■ RECORDS ■
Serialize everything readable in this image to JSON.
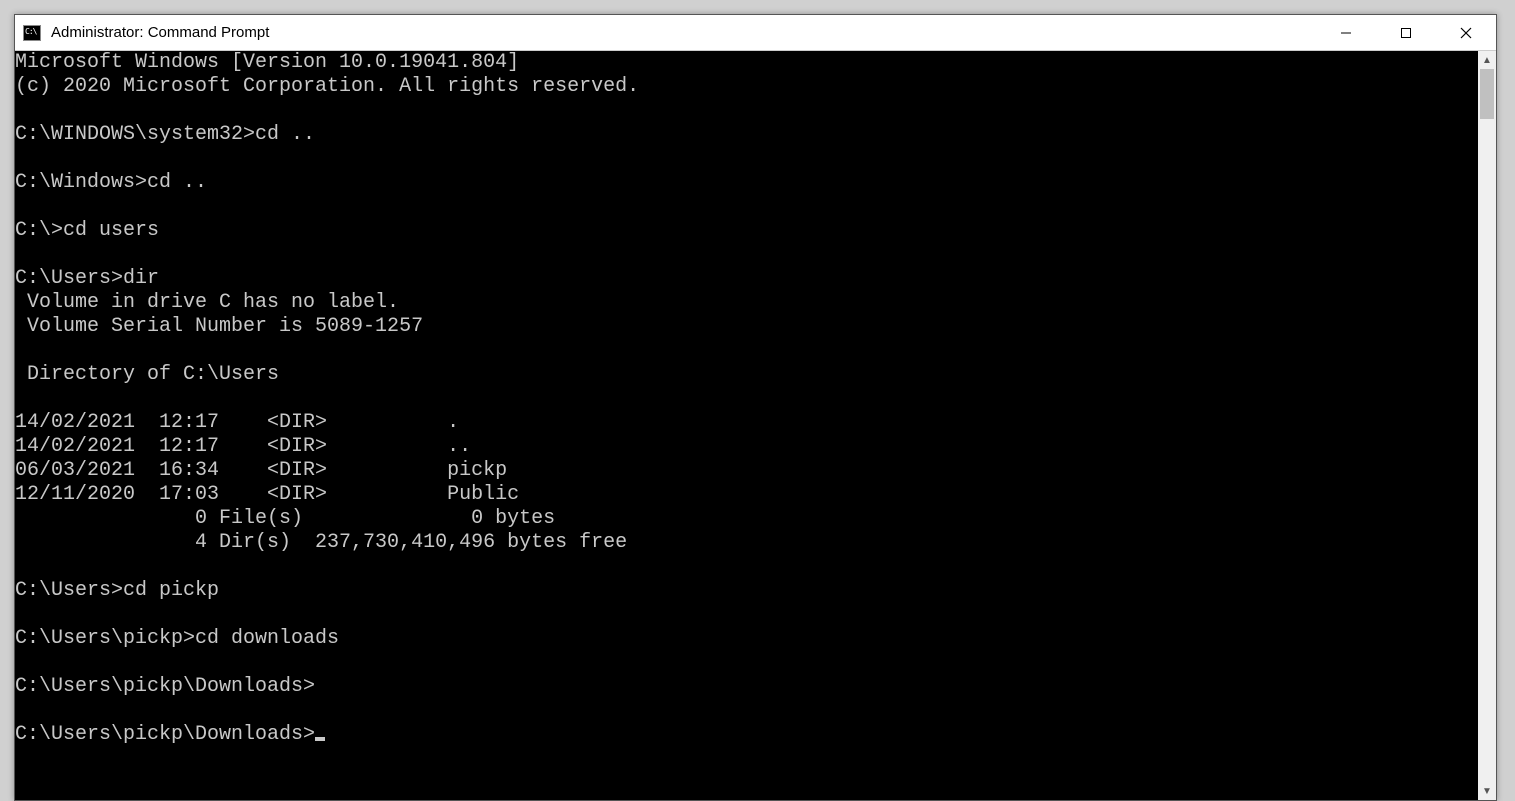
{
  "titlebar": {
    "title": "Administrator: Command Prompt"
  },
  "terminal": {
    "lines": [
      "Microsoft Windows [Version 10.0.19041.804]",
      "(c) 2020 Microsoft Corporation. All rights reserved.",
      "",
      "C:\\WINDOWS\\system32>cd ..",
      "",
      "C:\\Windows>cd ..",
      "",
      "C:\\>cd users",
      "",
      "C:\\Users>dir",
      " Volume in drive C has no label.",
      " Volume Serial Number is 5089-1257",
      "",
      " Directory of C:\\Users",
      "",
      "14/02/2021  12:17    <DIR>          .",
      "14/02/2021  12:17    <DIR>          ..",
      "06/03/2021  16:34    <DIR>          pickp",
      "12/11/2020  17:03    <DIR>          Public",
      "               0 File(s)              0 bytes",
      "               4 Dir(s)  237,730,410,496 bytes free",
      "",
      "C:\\Users>cd pickp",
      "",
      "C:\\Users\\pickp>cd downloads",
      "",
      "C:\\Users\\pickp\\Downloads>",
      ""
    ],
    "current_prompt": "C:\\Users\\pickp\\Downloads>"
  }
}
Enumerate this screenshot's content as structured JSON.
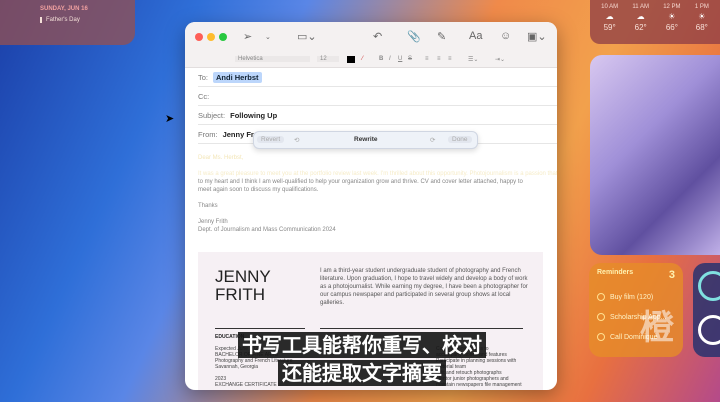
{
  "calendar": {
    "date": "SUNDAY, JUN 16",
    "event": "Father's Day"
  },
  "weather": [
    {
      "time": "10 AM",
      "temp": "59°",
      "icon": "partly-cloudy-icon"
    },
    {
      "time": "11 AM",
      "temp": "62°",
      "icon": "partly-cloudy-icon"
    },
    {
      "time": "12 PM",
      "temp": "66°",
      "icon": "sun-icon"
    },
    {
      "time": "1 PM",
      "temp": "68°",
      "icon": "sun-icon"
    }
  ],
  "reminders": {
    "title": "Reminders",
    "count": "3",
    "items": [
      "Buy film (120)",
      "Scholarship App...",
      "Call Dominique"
    ]
  },
  "format": {
    "font": "Helvetica",
    "size": "12"
  },
  "mail": {
    "to_label": "To:",
    "to": "Andi Herbst",
    "cc_label": "Cc:",
    "subject_label": "Subject:",
    "subject": "Following Up",
    "from_label": "From:",
    "from": "Jenny Fr",
    "greeting": "Dear Ms. Herbst,",
    "para1": "It was a great pleasure to meet you at the portfolio review last week. I'm thrilled about this opportunity. Photojournalism is a passion that is close",
    "para2": "to my heart and I think I am well-qualified to help your organization grow and thrive. CV and cover letter attached, happy to meet again soon to discuss my qualifications.",
    "thanks": "Thanks",
    "sig_name": "Jenny Frith",
    "sig_dept": "Dept. of Journalism and Mass Communication 2024"
  },
  "rewrite": {
    "revert": "Revert",
    "title": "Rewrite",
    "done": "Done"
  },
  "resume": {
    "name": "JENNY FRITH",
    "bio": "I am a third-year student undergraduate student of photography and French literature. Upon graduation, I hope to travel widely and develop a body of work as a photojournalist. While earning my degree, I have been a photographer for our campus newspaper and participated in several group shows at local galleries.",
    "edu": "EDUCATION",
    "edu_lines": [
      "Expected June 2024",
      "BACHELOR OF FINE ARTS",
      "Photography and French Literature",
      "Savannah, Georgia",
      "",
      "2023",
      "EXCHANGE CERTIFICATE"
    ],
    "right_lines": [
      "Capture photographs to",
      "accompany stories and features",
      "Participate in planning sessions with",
      "editorial team",
      "Edit and retouch photographs",
      "Mentor junior photographers and",
      "maintain newspapers file management"
    ]
  },
  "subtitles": [
    "书写工具能帮你重写、校对",
    "还能提取文字摘要"
  ]
}
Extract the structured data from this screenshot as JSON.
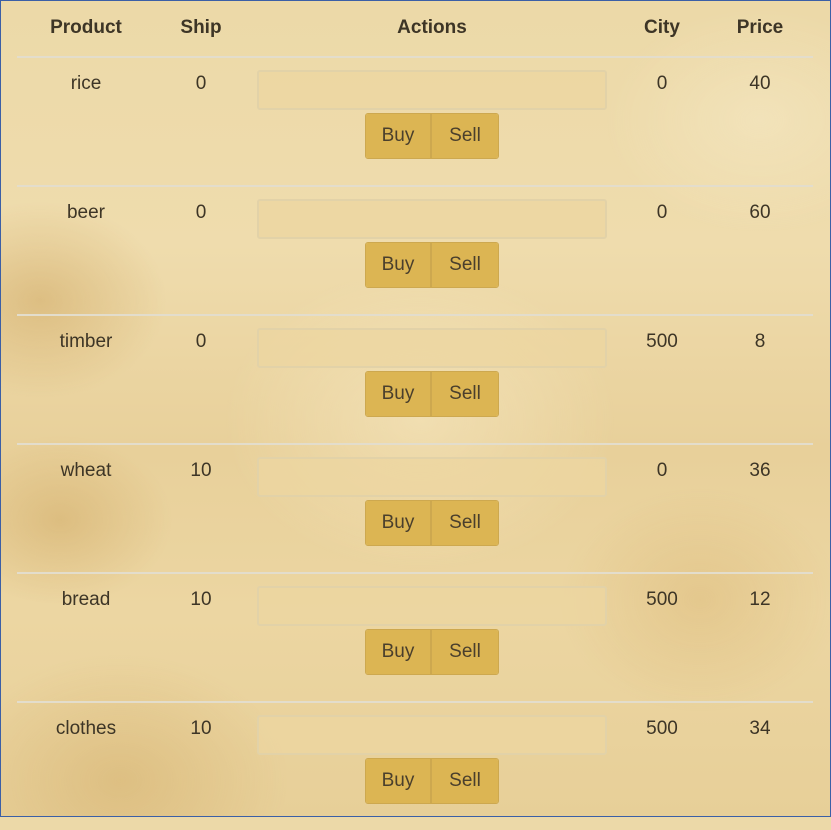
{
  "headers": {
    "product": "Product",
    "ship": "Ship",
    "actions": "Actions",
    "city": "City",
    "price": "Price"
  },
  "buttons": {
    "buy": "Buy",
    "sell": "Sell"
  },
  "rows": [
    {
      "product": "rice",
      "ship": "0",
      "qty": "",
      "city": "0",
      "price": "40"
    },
    {
      "product": "beer",
      "ship": "0",
      "qty": "",
      "city": "0",
      "price": "60"
    },
    {
      "product": "timber",
      "ship": "0",
      "qty": "",
      "city": "500",
      "price": "8"
    },
    {
      "product": "wheat",
      "ship": "10",
      "qty": "",
      "city": "0",
      "price": "36"
    },
    {
      "product": "bread",
      "ship": "10",
      "qty": "",
      "city": "500",
      "price": "12"
    },
    {
      "product": "clothes",
      "ship": "10",
      "qty": "",
      "city": "500",
      "price": "34"
    }
  ],
  "colors": {
    "button_bg": "#dcb553",
    "frame_border": "#3b5fa6",
    "divider": "#e3ddcc"
  }
}
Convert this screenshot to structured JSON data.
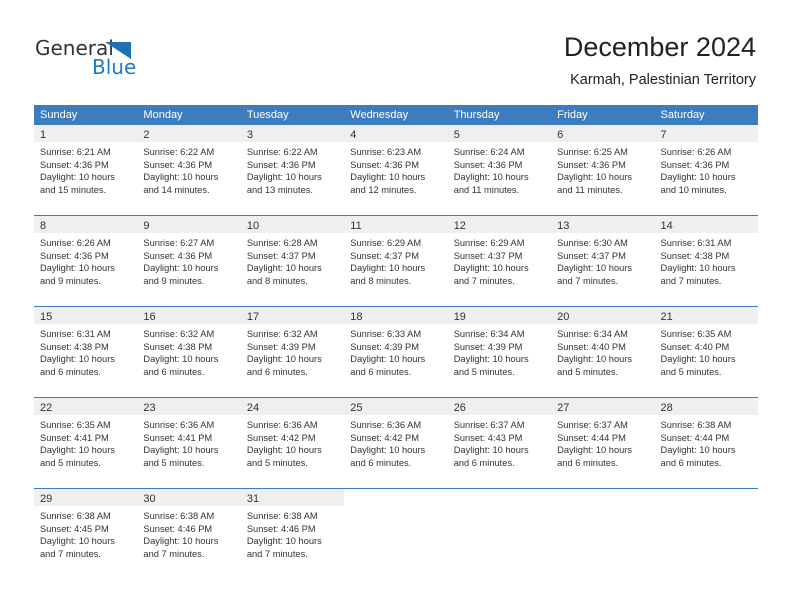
{
  "brand": {
    "line1": "General",
    "line2": "Blue",
    "triangle_color": "#1f6fb5"
  },
  "header": {
    "title": "December 2024",
    "subtitle": "Karmah, Palestinian Territory"
  },
  "theme": {
    "header_blue": "#3d7dbf",
    "day_band_gray": "#efefef",
    "text": "#333333"
  },
  "weekdays": [
    "Sunday",
    "Monday",
    "Tuesday",
    "Wednesday",
    "Thursday",
    "Friday",
    "Saturday"
  ],
  "weeks": [
    [
      {
        "day": "1",
        "sunrise": "Sunrise: 6:21 AM",
        "sunset": "Sunset: 4:36 PM",
        "daylight_1": "Daylight: 10 hours",
        "daylight_2": "and 15 minutes."
      },
      {
        "day": "2",
        "sunrise": "Sunrise: 6:22 AM",
        "sunset": "Sunset: 4:36 PM",
        "daylight_1": "Daylight: 10 hours",
        "daylight_2": "and 14 minutes."
      },
      {
        "day": "3",
        "sunrise": "Sunrise: 6:22 AM",
        "sunset": "Sunset: 4:36 PM",
        "daylight_1": "Daylight: 10 hours",
        "daylight_2": "and 13 minutes."
      },
      {
        "day": "4",
        "sunrise": "Sunrise: 6:23 AM",
        "sunset": "Sunset: 4:36 PM",
        "daylight_1": "Daylight: 10 hours",
        "daylight_2": "and 12 minutes."
      },
      {
        "day": "5",
        "sunrise": "Sunrise: 6:24 AM",
        "sunset": "Sunset: 4:36 PM",
        "daylight_1": "Daylight: 10 hours",
        "daylight_2": "and 11 minutes."
      },
      {
        "day": "6",
        "sunrise": "Sunrise: 6:25 AM",
        "sunset": "Sunset: 4:36 PM",
        "daylight_1": "Daylight: 10 hours",
        "daylight_2": "and 11 minutes."
      },
      {
        "day": "7",
        "sunrise": "Sunrise: 6:26 AM",
        "sunset": "Sunset: 4:36 PM",
        "daylight_1": "Daylight: 10 hours",
        "daylight_2": "and 10 minutes."
      }
    ],
    [
      {
        "day": "8",
        "sunrise": "Sunrise: 6:26 AM",
        "sunset": "Sunset: 4:36 PM",
        "daylight_1": "Daylight: 10 hours",
        "daylight_2": "and 9 minutes."
      },
      {
        "day": "9",
        "sunrise": "Sunrise: 6:27 AM",
        "sunset": "Sunset: 4:36 PM",
        "daylight_1": "Daylight: 10 hours",
        "daylight_2": "and 9 minutes."
      },
      {
        "day": "10",
        "sunrise": "Sunrise: 6:28 AM",
        "sunset": "Sunset: 4:37 PM",
        "daylight_1": "Daylight: 10 hours",
        "daylight_2": "and 8 minutes."
      },
      {
        "day": "11",
        "sunrise": "Sunrise: 6:29 AM",
        "sunset": "Sunset: 4:37 PM",
        "daylight_1": "Daylight: 10 hours",
        "daylight_2": "and 8 minutes."
      },
      {
        "day": "12",
        "sunrise": "Sunrise: 6:29 AM",
        "sunset": "Sunset: 4:37 PM",
        "daylight_1": "Daylight: 10 hours",
        "daylight_2": "and 7 minutes."
      },
      {
        "day": "13",
        "sunrise": "Sunrise: 6:30 AM",
        "sunset": "Sunset: 4:37 PM",
        "daylight_1": "Daylight: 10 hours",
        "daylight_2": "and 7 minutes."
      },
      {
        "day": "14",
        "sunrise": "Sunrise: 6:31 AM",
        "sunset": "Sunset: 4:38 PM",
        "daylight_1": "Daylight: 10 hours",
        "daylight_2": "and 7 minutes."
      }
    ],
    [
      {
        "day": "15",
        "sunrise": "Sunrise: 6:31 AM",
        "sunset": "Sunset: 4:38 PM",
        "daylight_1": "Daylight: 10 hours",
        "daylight_2": "and 6 minutes."
      },
      {
        "day": "16",
        "sunrise": "Sunrise: 6:32 AM",
        "sunset": "Sunset: 4:38 PM",
        "daylight_1": "Daylight: 10 hours",
        "daylight_2": "and 6 minutes."
      },
      {
        "day": "17",
        "sunrise": "Sunrise: 6:32 AM",
        "sunset": "Sunset: 4:39 PM",
        "daylight_1": "Daylight: 10 hours",
        "daylight_2": "and 6 minutes."
      },
      {
        "day": "18",
        "sunrise": "Sunrise: 6:33 AM",
        "sunset": "Sunset: 4:39 PM",
        "daylight_1": "Daylight: 10 hours",
        "daylight_2": "and 6 minutes."
      },
      {
        "day": "19",
        "sunrise": "Sunrise: 6:34 AM",
        "sunset": "Sunset: 4:39 PM",
        "daylight_1": "Daylight: 10 hours",
        "daylight_2": "and 5 minutes."
      },
      {
        "day": "20",
        "sunrise": "Sunrise: 6:34 AM",
        "sunset": "Sunset: 4:40 PM",
        "daylight_1": "Daylight: 10 hours",
        "daylight_2": "and 5 minutes."
      },
      {
        "day": "21",
        "sunrise": "Sunrise: 6:35 AM",
        "sunset": "Sunset: 4:40 PM",
        "daylight_1": "Daylight: 10 hours",
        "daylight_2": "and 5 minutes."
      }
    ],
    [
      {
        "day": "22",
        "sunrise": "Sunrise: 6:35 AM",
        "sunset": "Sunset: 4:41 PM",
        "daylight_1": "Daylight: 10 hours",
        "daylight_2": "and 5 minutes."
      },
      {
        "day": "23",
        "sunrise": "Sunrise: 6:36 AM",
        "sunset": "Sunset: 4:41 PM",
        "daylight_1": "Daylight: 10 hours",
        "daylight_2": "and 5 minutes."
      },
      {
        "day": "24",
        "sunrise": "Sunrise: 6:36 AM",
        "sunset": "Sunset: 4:42 PM",
        "daylight_1": "Daylight: 10 hours",
        "daylight_2": "and 5 minutes."
      },
      {
        "day": "25",
        "sunrise": "Sunrise: 6:36 AM",
        "sunset": "Sunset: 4:42 PM",
        "daylight_1": "Daylight: 10 hours",
        "daylight_2": "and 6 minutes."
      },
      {
        "day": "26",
        "sunrise": "Sunrise: 6:37 AM",
        "sunset": "Sunset: 4:43 PM",
        "daylight_1": "Daylight: 10 hours",
        "daylight_2": "and 6 minutes."
      },
      {
        "day": "27",
        "sunrise": "Sunrise: 6:37 AM",
        "sunset": "Sunset: 4:44 PM",
        "daylight_1": "Daylight: 10 hours",
        "daylight_2": "and 6 minutes."
      },
      {
        "day": "28",
        "sunrise": "Sunrise: 6:38 AM",
        "sunset": "Sunset: 4:44 PM",
        "daylight_1": "Daylight: 10 hours",
        "daylight_2": "and 6 minutes."
      }
    ],
    [
      {
        "day": "29",
        "sunrise": "Sunrise: 6:38 AM",
        "sunset": "Sunset: 4:45 PM",
        "daylight_1": "Daylight: 10 hours",
        "daylight_2": "and 7 minutes."
      },
      {
        "day": "30",
        "sunrise": "Sunrise: 6:38 AM",
        "sunset": "Sunset: 4:46 PM",
        "daylight_1": "Daylight: 10 hours",
        "daylight_2": "and 7 minutes."
      },
      {
        "day": "31",
        "sunrise": "Sunrise: 6:38 AM",
        "sunset": "Sunset: 4:46 PM",
        "daylight_1": "Daylight: 10 hours",
        "daylight_2": "and 7 minutes."
      },
      {
        "day": "",
        "sunrise": "",
        "sunset": "",
        "daylight_1": "",
        "daylight_2": ""
      },
      {
        "day": "",
        "sunrise": "",
        "sunset": "",
        "daylight_1": "",
        "daylight_2": ""
      },
      {
        "day": "",
        "sunrise": "",
        "sunset": "",
        "daylight_1": "",
        "daylight_2": ""
      },
      {
        "day": "",
        "sunrise": "",
        "sunset": "",
        "daylight_1": "",
        "daylight_2": ""
      }
    ]
  ]
}
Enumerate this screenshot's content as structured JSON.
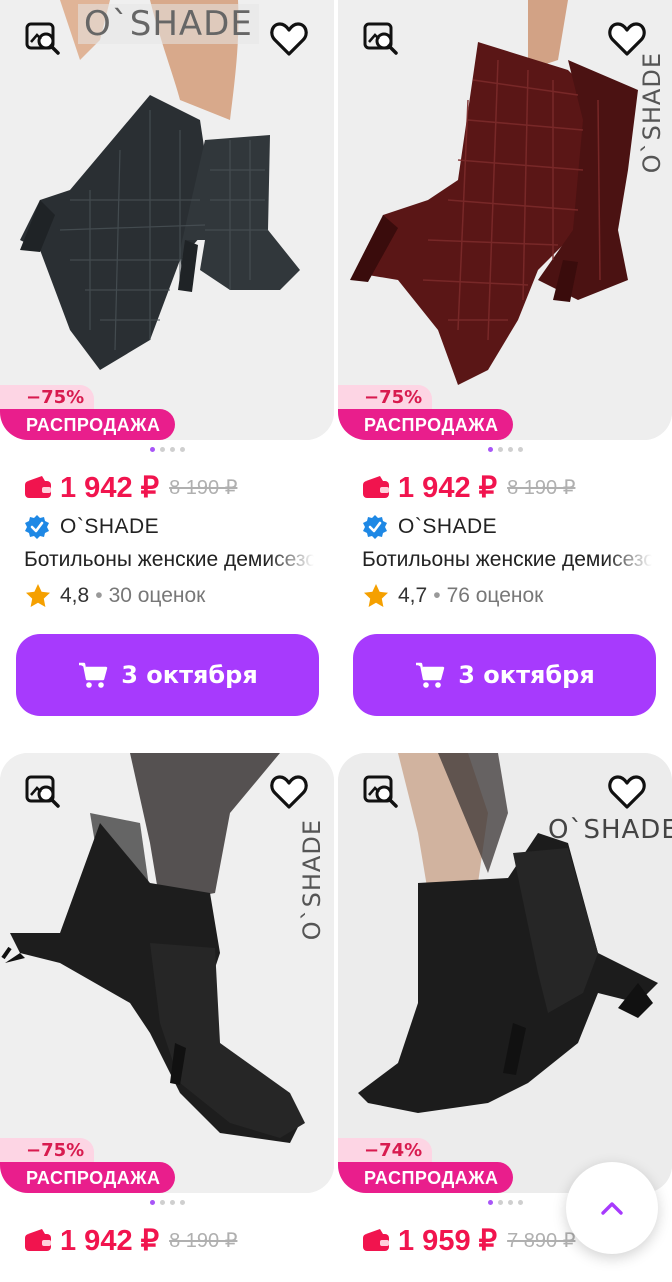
{
  "products": [
    {
      "brand_watermark": "O`SHADE",
      "discount": "−75%",
      "sale_label": "РАСПРОДАЖА",
      "price": "1 942 ₽",
      "old_price": "8 190 ₽",
      "brand": "O`SHADE",
      "title": "Ботильоны женские демисезонные",
      "rating": "4,8",
      "reviews": "30 оценок",
      "delivery": "3 октября"
    },
    {
      "brand_watermark": "O`SHADE",
      "discount": "−75%",
      "sale_label": "РАСПРОДАЖА",
      "price": "1 942 ₽",
      "old_price": "8 190 ₽",
      "brand": "O`SHADE",
      "title": "Ботильоны женские демисезонные",
      "rating": "4,7",
      "reviews": "76 оценок",
      "delivery": "3 октября"
    },
    {
      "brand_watermark": "O`SHADE",
      "discount": "−75%",
      "sale_label": "РАСПРОДАЖА",
      "price": "1 942 ₽",
      "old_price": "8 190 ₽"
    },
    {
      "brand_watermark": "O`SHADE",
      "discount": "−74%",
      "sale_label": "РАСПРОДАЖА",
      "price": "1 959 ₽",
      "old_price": "7 890 ₽"
    }
  ],
  "rating_separator": "•",
  "colors": {
    "accent_purple": "#a73afd",
    "price_red": "#f1144e",
    "sale_pink": "#e91e8c",
    "discount_bg": "#fdd5e4",
    "verified_blue": "#1e88e5",
    "star_orange": "#f5a000"
  },
  "icons": {
    "similar": "image-search-icon",
    "favorite": "heart-outline-icon",
    "wallet": "wallet-icon",
    "verified": "verified-badge-icon",
    "star": "star-icon",
    "cart": "cart-icon",
    "scroll_top": "chevron-up-icon"
  }
}
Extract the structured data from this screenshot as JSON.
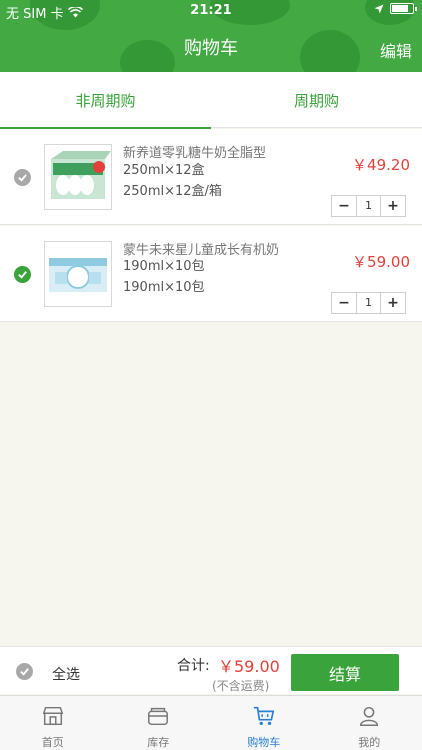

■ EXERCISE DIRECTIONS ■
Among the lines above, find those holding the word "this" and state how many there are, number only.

■ REPLY ■
7